Marge Garneau attends a candidate meet and greet at Desert Meadows Park on Thursday. Green Valley Recreation opened voting for the Board of Directors on Friday.

It's that time of year again. Ten candidates for the GVR Board of Directors are campaigning for four seats as voting began Friday.

This year's candidates split into three camps — four backed by GVR4us, three backed by Friends of GVR and two running together as independents. David Valdez is running as a lone-independent candidate.

Ted Boyett is on the Friends' slate of candidates, but he said grouping together doesn't mean there aren't differences of opinions among the three. And he said the Friends are aware he doesn't intend to vote in a bloc if he wins a seat.

"I think all three of the Friends will vote their conscience,” he said. “And we all have differences of opinion. And we've had some lively discussions, always civil, and then on certain things, we agree to disagree. And I think that's important."

The Friends are also backing Nina Campfield and Connie Griffin.

GVR4us endorse and promote Marge Garneau, Carol Crothers, Bart Hillyer and Gary Austin.

Garneau, who has served on the board in the past, doesn't intend to vote in a bloc, either.

"I tend to do my own research, and I listen," she said. "I will vote what I feel is right for the members."


Among Green Valley Recreation's independent candidates are two running together — Chuck Soukup and Eric Sullwold.

They were Friends members and worked with the group during last year's election. But Soukup said the two parted ways with the Friends after a falling out over what they said was the group's leadership trying to exert too much influence over the directors.

Soukup said both the Friends and GVR4us have perspectives he likes and dislikes. He found that even he and his runningmate differ on topics at times, leaving a potential vote from him separate from any group cause.

But running without a group's backing isn't going to be easy.

Soukup found those backed by GVR4us and the Friends have ready-made audiences to hear them out. But he said he's still trying to get the word out that he's even running.
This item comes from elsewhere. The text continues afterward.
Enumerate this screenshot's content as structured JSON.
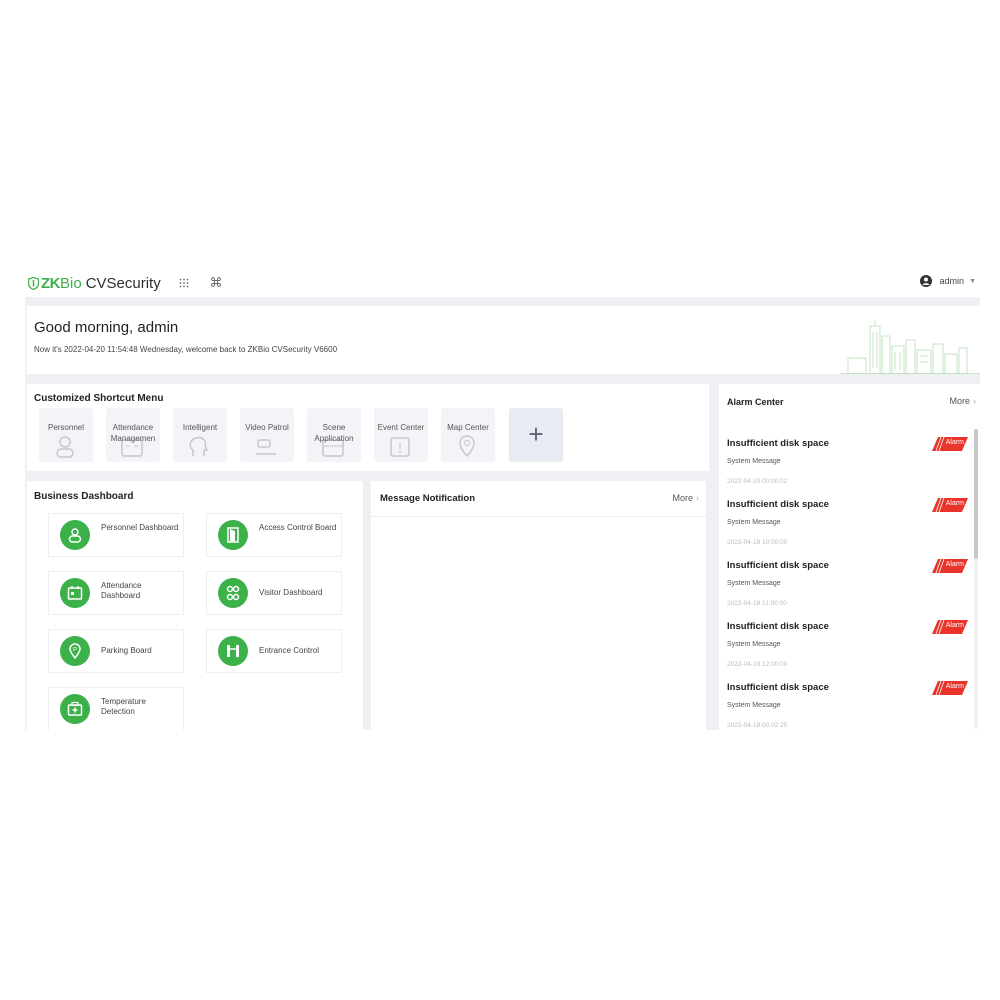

"I think we're at a big disadvantage, I really do," Soukup said. "I think we kind of proved that last year when Friends and 4us basically had blocs, and the Friends won all four of the seats. That was a big deal at that point."

But Soukup said he is starting to see a little traction with people asking them how they're different from the two group-back slates.

"I think that's basically saying that we want to draw both sides together and get everybody to have some sort of consensus," he said. "I think that's something that people like to hear."

Member participation

GVR's board has seen its share of contention over the last few years with tie votes, heated debates and tension among members over its policies and decisions. And both factions have taken their lumps during this time.

Boyett said the bickering among the board's directors could turn some members off to following the organization's governance. And he isn't immune either.

"I'm tired, I'm tired, I'm tired of hearing people basically becoming selfish and not looking out for the good of the total community," he said. "That's why we moved to Green Valley. That's what I love about Green Valley. Most people are really gracious in Green Valley. You know, we say at times they'll give you the shirt off their back if they think it was going to help you."

But Boyett said there are a few who have to get their own way.

Garneau agreed that director and interest group squabbles could be off-putting for members.

"It probably is for some," she said. "And I think for others, they just ignore it. But I do think that it's a situation that's just not good. And most people that I've talked to are aware of it, and most feel like it needs to be taken care of or stopped."

Green Valley residents tend to turn out for local, state and national elections in large numbers. But GVR members – about 80 percent of Green Valley's population – trend the opposite way of voting in organizational elections.

Garneau found the low turnout confusing since HOAs she has encountered tended to have more electoral participation.

However, Soukup thinks this year could be different for GVR's election, given the attention a recent dues increase and amenity and service impacts from the pandemic have drawn.

"I think most (members) are happy with the way things are," he said. "When people are happy, they don't care to vote. This has been a weird year. I think we're going to see more people vote this year. Because a lot of people aren't happy with COVID."

Soukup said members are upset about shutdowns at GVR, but he did think the organization had any choice in the matter.

GVR’s voting ends on March 26, with results announced during the annual meeting on March 31.

Jorge Encinas | 520-547-9732